Singing in Loon to keep gloom at bay-A A +A
Sunday, November 3, 2013
LOON, Bohol—Elvira Cansana sang in front of the karaoke machine inside the nipa house of her brother, Alberto Dospueblos, who was drinking bahal (coconut wine) with other relatives in the coastal barangay of Napo yesterday morning.
Cansana’s voice strayed when she tried to reach the high notes, but she persisted until she finished the song.
Her siblings threw the despedida party because Cansana is leaving for Metro Manila this week. Her children have requested her to live with them after the 7.2 magnitude quake that hit Bohol and other Central Visayas communities last Oct. 15.
The Dospueblos family is one of the families that have started to return to Barangay Napo, which was muddy yesterday because of rain.
“Pahaw-as ni’s phobia amoa (This is our way of beating phobia),” said Alberto of their singing. “Karon pa sad nibalik ang kuryente (And we just got back our power supply).”
His neighbors were busy cleaning up the debris and repairing their damaged houses. Others have started to build new ones.
The National Disaster Risk Reduction and Management Council (NDRRMC) reported 72 deaths in Loon. The youngest was an 11-month-old boy who, in the NDRRMC’s words, got “hit by a hard object.” The oldest was a 101-year-old man who slipped.
Alberto’s house sits near the shoreline, which the Philippine Institute of Volcanology and Seismology said has risen after the quake. Neighbor Alan Sevilla said they found several holes on the shore and near the mangroves.
The buildings in Napo Elementary School were also damaged.
A hole below a building swallowed desks and books. Beach sand and corals scattered on the school’s front yard.
Loon resident Norma Bordios said the ground used to be covered with grass; she and her neighbors saw water spurting from the ground during the quake.
The Inang-angan coral stone stairway, which leads to the ruins of the Our Lady of Light Church, is also damaged. But it is passable.
The National Museum declared Inang-angan as a national cultural treasure in 2010. It has five flights and 212 steps.
To help residents go to and from Loon, a bamboo footbridge was completed by the Department of Public Works and Highways (DPWH) last Oct. 30.
It stands in the water beside the collapsed Moalong Bridge, which was still not passable.
Regular fare for motorcycles is at P15; tricycles, P10; and vans going to Tubigon, P80.
At the evacuation site, Andresita Dalugdog, 52, said she hopes that there will be no more aftershocks during her birthday on Nov. 30. Her family has started to rebuild their damaged home in Napo.
Dalugdog said they received their last food packs from a private group last Thursday.
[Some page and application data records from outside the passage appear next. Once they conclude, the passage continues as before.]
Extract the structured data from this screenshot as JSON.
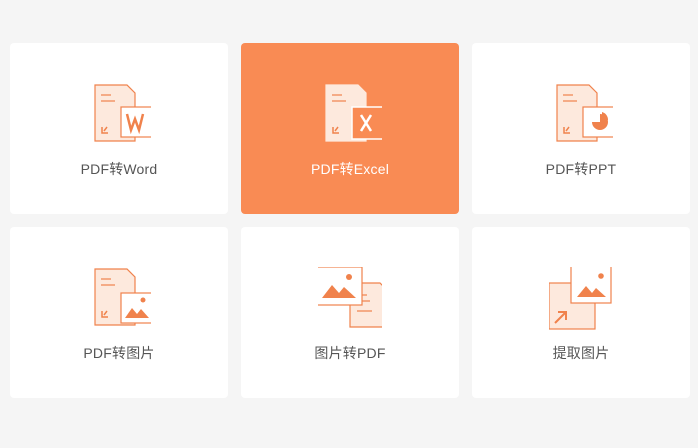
{
  "tools": [
    {
      "label": "PDF转Word",
      "icon": "pdf-to-word-icon",
      "active": false
    },
    {
      "label": "PDF转Excel",
      "icon": "pdf-to-excel-icon",
      "active": true
    },
    {
      "label": "PDF转PPT",
      "icon": "pdf-to-ppt-icon",
      "active": false
    },
    {
      "label": "PDF转图片",
      "icon": "pdf-to-image-icon",
      "active": false
    },
    {
      "label": "图片转PDF",
      "icon": "image-to-pdf-icon",
      "active": false
    },
    {
      "label": "提取图片",
      "icon": "extract-images-icon",
      "active": false
    }
  ],
  "colors": {
    "accent": "#f98b54",
    "icon_stroke": "#f0824c",
    "icon_fill_light": "#fde9dd",
    "card_bg": "#ffffff",
    "page_bg": "#f5f5f5",
    "label": "#555555",
    "active_label": "#ffffff"
  }
}
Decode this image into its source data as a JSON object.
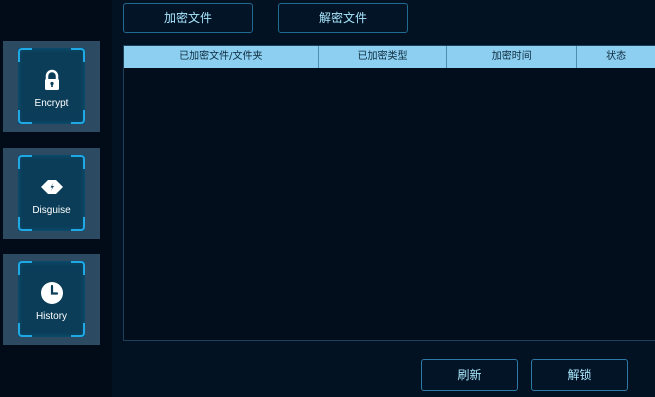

Her daughter, Madel Cajetas, said they should start their new life and not depend so much on charity.
“Kon naa ra mi diri sige’g lingkod, magsige lang sad tag huwat og grasya (If we just sit here all day, we’ll just keep waiting for grace),” she said.
Dalugdog quipped: “Wa na’y grasya ron, uy. Wa na’y daghang relief goods (But there’s hardly any grace these days; there aren’t that many relief goods coming).”
Published in the Sun.Star Cebu newspaper on November 03, 2013.